The test was like this: First you had to pass an oral portion where all students sat in a group and were randomly asked questions. You had to get two out of three right to qualify for the written test. Mrs. Bowen, the instructor, asked me the two things I DID know from cramming. I didn't even have to take a third question. Lucky, I thought. Then the written portion. Twenty multiple-choice questions as I recall. I sat there in the tiered lecture room staring stupidly at the questions. I did peek at a girl's test I could see and swiped a couple of answers. Turns out she failed the test. I hurriedly circled the As, Bs, Cs, Ds randomly and walked to the front of the room where Mrs. Bowen was grading the papers on the spot. She put her answer key next to my paper and ran down from top to bottom. Then she said, "Excellent, Mr. Finlayson. Perfect score!"

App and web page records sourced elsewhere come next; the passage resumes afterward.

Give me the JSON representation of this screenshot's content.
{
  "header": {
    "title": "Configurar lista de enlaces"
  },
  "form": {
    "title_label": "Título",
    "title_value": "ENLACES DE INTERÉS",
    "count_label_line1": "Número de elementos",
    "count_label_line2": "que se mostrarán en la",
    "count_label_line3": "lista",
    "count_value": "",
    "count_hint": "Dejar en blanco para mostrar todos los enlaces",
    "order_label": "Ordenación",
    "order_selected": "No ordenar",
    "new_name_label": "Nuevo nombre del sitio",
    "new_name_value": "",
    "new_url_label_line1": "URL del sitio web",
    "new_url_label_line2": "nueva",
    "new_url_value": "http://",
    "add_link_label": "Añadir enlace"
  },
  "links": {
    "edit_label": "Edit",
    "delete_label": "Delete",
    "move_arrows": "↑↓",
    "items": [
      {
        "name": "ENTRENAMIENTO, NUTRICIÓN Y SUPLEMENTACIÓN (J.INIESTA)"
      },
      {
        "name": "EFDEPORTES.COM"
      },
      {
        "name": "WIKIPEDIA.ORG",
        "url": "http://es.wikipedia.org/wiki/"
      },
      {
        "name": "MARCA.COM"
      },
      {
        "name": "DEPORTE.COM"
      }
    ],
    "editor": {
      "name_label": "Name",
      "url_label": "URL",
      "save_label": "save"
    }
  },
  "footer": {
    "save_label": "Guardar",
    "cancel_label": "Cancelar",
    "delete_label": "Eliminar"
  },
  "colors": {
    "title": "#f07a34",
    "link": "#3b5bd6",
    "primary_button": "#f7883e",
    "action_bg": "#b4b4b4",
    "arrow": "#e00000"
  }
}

The door was right behind her and I walked out into the hall, and, as I remember it, leaned against the wall because my knees were weak. One thing was sure: I was going to prayer meeting on Monday.

The meeting was at somebody's house in North Gadsden. The meeting moved around. There were eight or ten people there; half of them I didn't know. It's hard to describe what happened. I felt love there. Not that I could distinguish the love of God. I couldn't. But as these people would earnestly pray for each other, I sensed a profound love that was clearly not human in origin. It was a love for each other, but not the kind I was used to. By contrast, my best friend (as I found out later) had hit on every girl I had ever dated (not that many). I found myself almost involuntarily confessing sin. It felt safe and I felt loved and accepted. This group was to be my spiritual umbilical cord for the next two or three years. I went home that night, kneeled by my bed, and asked God to forgive me for being so rebellious among other things. I didn't have a particularly emotional experience, but I felt a profound sense of relief, and, over time, I noticed a gradually changing perspective on my life, the people around me, and my place in the universe.

This had an effect on my music. Was it still OK to play the blues? Or even electric guitar for that matter? What about those "secular" songs? Did I need to play some kind of religious music? Did I have to get a haircut? Answers to these and more...


  1. Thanks for letting us into your past.
    I have heard bits and pieces of your story but to sit down and read it like a serial is pretty way cool. I appreciate your influence in my life and what you have taught me not only music wise but life wise.
    Michael b